Metabolic Storage Diseases
Also known as: lysosomal storage diseases.
What are metabolic storage diseases?
Metabolic storage diseases are a fairly large group of rare genetic inherited disorders in which specific enzymes of a child's cell are insufficient. Enzymes help break down certain materials within the cell for proper cell function.
Without an appropriate enzyme balance, materials within the cell can accumulate and sometimes become toxic causing the cell to either not function properly or die.
Many vital organs such as the liver, the brain and more, can be affected.
What causes metabolic storage diseases?
Metabolic storage diseases are almost always inherited disorders (typically a single gene or enzyme) that are passed down from both parents to child.
What are the signs and symptoms of metabolic storage diseases?
Signs and symptoms vary widely based on which enzyme is deficient, and which cells/organ of the body are impacted. They are called storage diseases because the lack of enzymes to break down materials in the cells causes material to accumulate in the cells over time. As excess material accumulates in cells and the cells don't function properly, different parts of the body may be affected.
Symptoms can include:
- Enlarged organs (enlarged tongue, liver, spleen, etc.)
- Changes in the bones of the body (usually face and spine) due to enlarge organs
- Recurrent infections
- Impaired kidney function
- Impaired brain function,
- Eye abnormalities
- Heart abnormalities
- Abnormal coarse facial features
What are metabolic storage disease care options?

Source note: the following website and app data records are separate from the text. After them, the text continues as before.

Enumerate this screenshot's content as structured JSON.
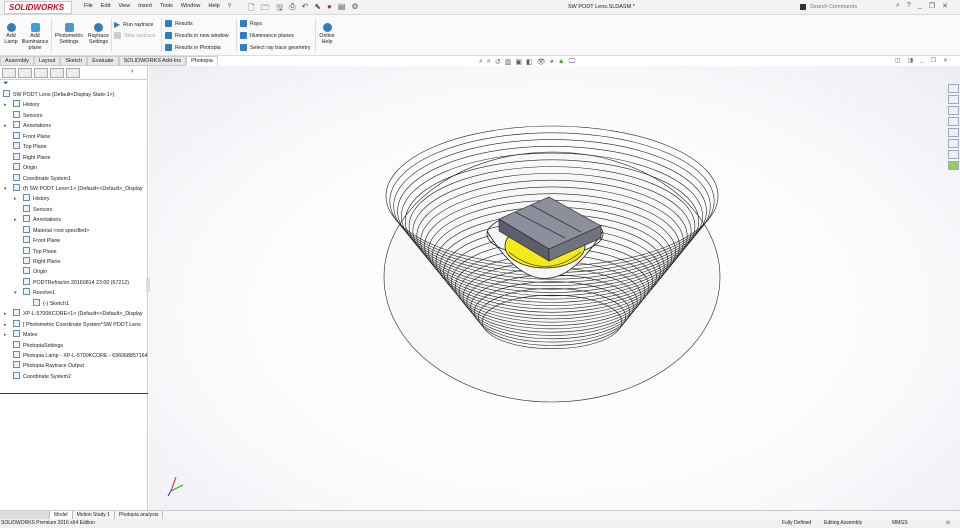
{
  "app": {
    "logo": "SOLIDWORKS",
    "document_title": "SW PODT Lens.SLDASM *",
    "search_placeholder": "Search Commands"
  },
  "menu": [
    "File",
    "Edit",
    "View",
    "Insert",
    "Tools",
    "Window",
    "Help"
  ],
  "ribbon": {
    "add_lamp": "Add Lamp",
    "add_illuminance_plane": "Add Illuminance plane",
    "photometric_settings": "Photometric Settings",
    "raytrace_settings": "Raytrace Settings",
    "run_raytrace": "Run raytrace",
    "stop_raytrace": "Stop raytrace",
    "results": "Results",
    "results_new_window": "Results in new window",
    "results_photopia": "Results in Photopia",
    "rays": "Rays",
    "illuminance_planes": "Illuminance planes",
    "select_geometry": "Select ray trace geometry",
    "online_help": "Online Help"
  },
  "tabs": [
    "Assembly",
    "Layout",
    "Sketch",
    "Evaluate",
    "SOLIDWORKS Add-Ins",
    "Photopia"
  ],
  "tree": [
    {
      "label": "SW PODT Lens  (Default<Display State-1>)",
      "level": 0,
      "expand": ""
    },
    {
      "label": "History",
      "level": 1,
      "expand": "▸"
    },
    {
      "label": "Sensors",
      "level": 1,
      "expand": ""
    },
    {
      "label": "Annotations",
      "level": 1,
      "expand": "▸"
    },
    {
      "label": "Front Plane",
      "level": 1,
      "expand": ""
    },
    {
      "label": "Top Plane",
      "level": 1,
      "expand": ""
    },
    {
      "label": "Right Plane",
      "level": 1,
      "expand": ""
    },
    {
      "label": "Origin",
      "level": 1,
      "expand": ""
    },
    {
      "label": "Coordinate System1",
      "level": 1,
      "expand": ""
    },
    {
      "label": "(f) SW PODT Lens<1> (Default<<Default>_Display",
      "level": 1,
      "expand": "▾"
    },
    {
      "label": "History",
      "level": 2,
      "expand": "▸"
    },
    {
      "label": "Sensors",
      "level": 2,
      "expand": ""
    },
    {
      "label": "Annotations",
      "level": 2,
      "expand": "▸"
    },
    {
      "label": "Material <not specified>",
      "level": 2,
      "expand": ""
    },
    {
      "label": "Front Plane",
      "level": 2,
      "expand": ""
    },
    {
      "label": "Top Plane",
      "level": 2,
      "expand": ""
    },
    {
      "label": "Right Plane",
      "level": 2,
      "expand": ""
    },
    {
      "label": "Origin",
      "level": 2,
      "expand": ""
    },
    {
      "label": "PODTRefractor 20160814 23:00 (67212)",
      "level": 2,
      "expand": ""
    },
    {
      "label": "Revolve1",
      "level": 2,
      "expand": "▾"
    },
    {
      "label": "(-) Sketch1",
      "level": 3,
      "expand": ""
    },
    {
      "label": "XP-L-5700KCORE<1> (Default<<Default>_Display",
      "level": 1,
      "expand": "▸"
    },
    {
      "label": "[ Photometric Coordinate System^SW PODT Lens",
      "level": 1,
      "expand": "▸"
    },
    {
      "label": "Mates",
      "level": 1,
      "expand": "▸"
    },
    {
      "label": "PhotopiaSettings",
      "level": 1,
      "expand": ""
    },
    {
      "label": "Photopia Lamp - XP-L-5700KCORE - 636068857164",
      "level": 1,
      "expand": ""
    },
    {
      "label": "Photopia Raytrace Output",
      "level": 1,
      "expand": ""
    },
    {
      "label": "Coordinate System2",
      "level": 1,
      "expand": ""
    }
  ],
  "bottom_tabs": [
    "Model",
    "Motion Study 1",
    "Photopia analysis"
  ],
  "status": {
    "edition": "SOLIDWORKS Premium 2016 x64 Edition",
    "defined": "Fully Defined",
    "mode": "Editing Assembly",
    "units": "MMGS"
  },
  "colors": {
    "brand": "#c8102e",
    "led": "#f2ea1a",
    "accent": "#2e7fc0"
  }
}
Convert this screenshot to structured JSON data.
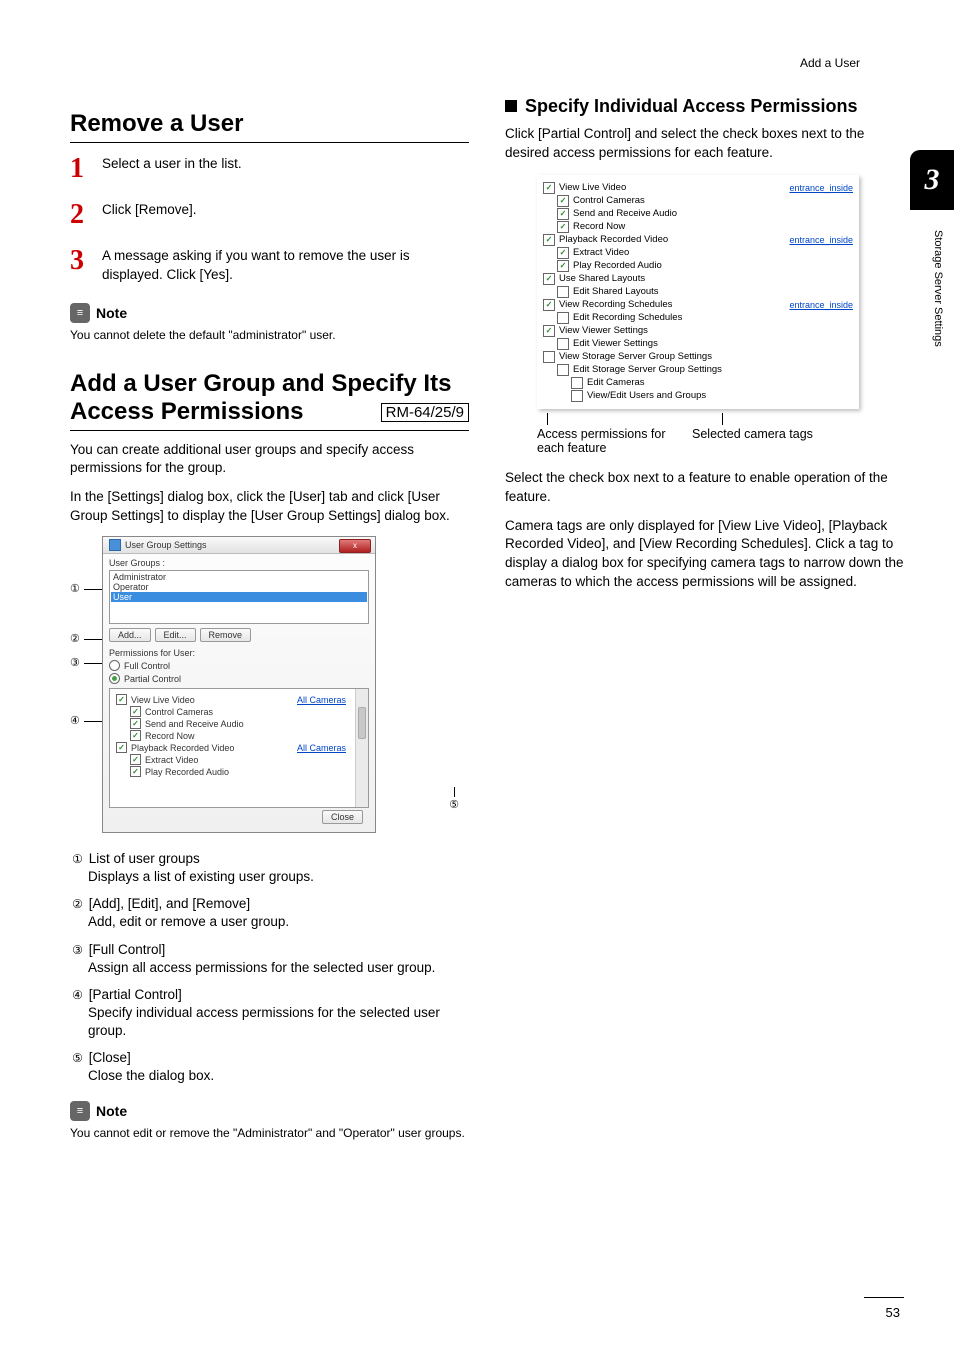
{
  "header": {
    "breadcrumb": "Add a User"
  },
  "side": {
    "chapter": "3",
    "caption": "Storage Server Settings"
  },
  "left": {
    "h_remove": "Remove a User",
    "step1": "Select a user in the list.",
    "step2": "Click [Remove].",
    "step3": "A message asking if you want to remove the user is displayed. Click [Yes].",
    "note_label": "Note",
    "note1": "You cannot delete the default \"administrator\" user.",
    "h_addgroup": "Add a User Group and Specify Its Access Permissions",
    "tag_rm": "RM-64/25/9",
    "p_add1": "You can create additional user groups and specify access permissions for the group.",
    "p_add2": "In the [Settings] dialog box, click the [User] tab and click [User Group Settings] to display the [User Group Settings] dialog box.",
    "callouts": [
      {
        "n": "①",
        "title": "List of user groups",
        "desc": "Displays a list of existing user groups."
      },
      {
        "n": "②",
        "title": "[Add], [Edit], and [Remove]",
        "desc": "Add, edit or remove a user group."
      },
      {
        "n": "③",
        "title": "[Full Control]",
        "desc": "Assign all access permissions for the selected user group."
      },
      {
        "n": "④",
        "title": "[Partial Control]",
        "desc": "Specify individual access permissions for the selected user group."
      },
      {
        "n": "⑤",
        "title": "[Close]",
        "desc": "Close the dialog box."
      }
    ],
    "note2": "You cannot edit or remove the \"Administrator\" and \"Operator\" user groups.",
    "ugs": {
      "title": "User Group Settings",
      "close_x": "x",
      "groups_label": "User Groups :",
      "groups": [
        "Administrator",
        "Operator",
        "User"
      ],
      "btn_add": "Add...",
      "btn_edit": "Edit...",
      "btn_remove": "Remove",
      "perm_label": "Permissions for User:",
      "radio_full": "Full Control",
      "radio_partial": "Partial Control",
      "perm_items": [
        {
          "label": "View Live Video",
          "ind": 0,
          "on": true,
          "link": "All Cameras"
        },
        {
          "label": "Control Cameras",
          "ind": 1,
          "on": true
        },
        {
          "label": "Send and Receive Audio",
          "ind": 1,
          "on": true
        },
        {
          "label": "Record Now",
          "ind": 1,
          "on": true
        },
        {
          "label": "Playback Recorded Video",
          "ind": 0,
          "on": true,
          "link": "All Cameras"
        },
        {
          "label": "Extract Video",
          "ind": 1,
          "on": true
        },
        {
          "label": "Play Recorded Audio",
          "ind": 1,
          "on": true
        }
      ],
      "btn_close": "Close"
    }
  },
  "right": {
    "h_specify": "Specify Individual Access Permissions",
    "p1": "Click [Partial Control] and select the check boxes next to the desired access permissions for each feature.",
    "perm_items": [
      {
        "label": "View Live Video",
        "ind": 0,
        "on": true,
        "tag": "entrance_inside"
      },
      {
        "label": "Control Cameras",
        "ind": 1,
        "on": true
      },
      {
        "label": "Send and Receive Audio",
        "ind": 1,
        "on": true
      },
      {
        "label": "Record Now",
        "ind": 1,
        "on": true
      },
      {
        "label": "Playback Recorded Video",
        "ind": 0,
        "on": true,
        "tag": "entrance_inside"
      },
      {
        "label": "Extract Video",
        "ind": 1,
        "on": true
      },
      {
        "label": "Play Recorded Audio",
        "ind": 1,
        "on": true
      },
      {
        "label": "Use Shared Layouts",
        "ind": 0,
        "on": true
      },
      {
        "label": "Edit Shared Layouts",
        "ind": 1,
        "on": false
      },
      {
        "label": "View Recording Schedules",
        "ind": 0,
        "on": true,
        "tag": "entrance_inside"
      },
      {
        "label": "Edit Recording Schedules",
        "ind": 1,
        "on": false
      },
      {
        "label": "View Viewer Settings",
        "ind": 0,
        "on": true
      },
      {
        "label": "Edit Viewer Settings",
        "ind": 1,
        "on": false
      },
      {
        "label": "View Storage Server Group Settings",
        "ind": 0,
        "on": false
      },
      {
        "label": "Edit Storage Server Group Settings",
        "ind": 1,
        "on": false
      },
      {
        "label": "Edit Cameras",
        "ind": 2,
        "on": false
      },
      {
        "label": "View/Edit Users and Groups",
        "ind": 2,
        "on": false
      }
    ],
    "cap_a": "Access permissions for each feature",
    "cap_b": "Selected camera tags",
    "p2": "Select the check box next to a feature to enable operation of the feature.",
    "p3": "Camera tags are only displayed for [View Live Video], [Playback Recorded Video], and [View Recording Schedules]. Click a tag to display a dialog box for specifying camera tags to narrow down the cameras to which the access permissions will be assigned."
  },
  "footer": {
    "pageno": "53"
  }
}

As there appears, at this time to be almost 50 storage diseases, treatments vary and will depend on the underlying disease and its signs and symptoms. Your specialist pediatrician will outline and explain all the options available.
Reviewed by: Parul B Jayakar, MD
This page was last updated on: 6/21/2019 2:16:00 AM
Date: Saturday, July 25, 2020
Camp U.O.T.S. is an annual weeklong, overnight camp for children with cancer and blood disorders who are treated at Nicklaus Children’s Hospital.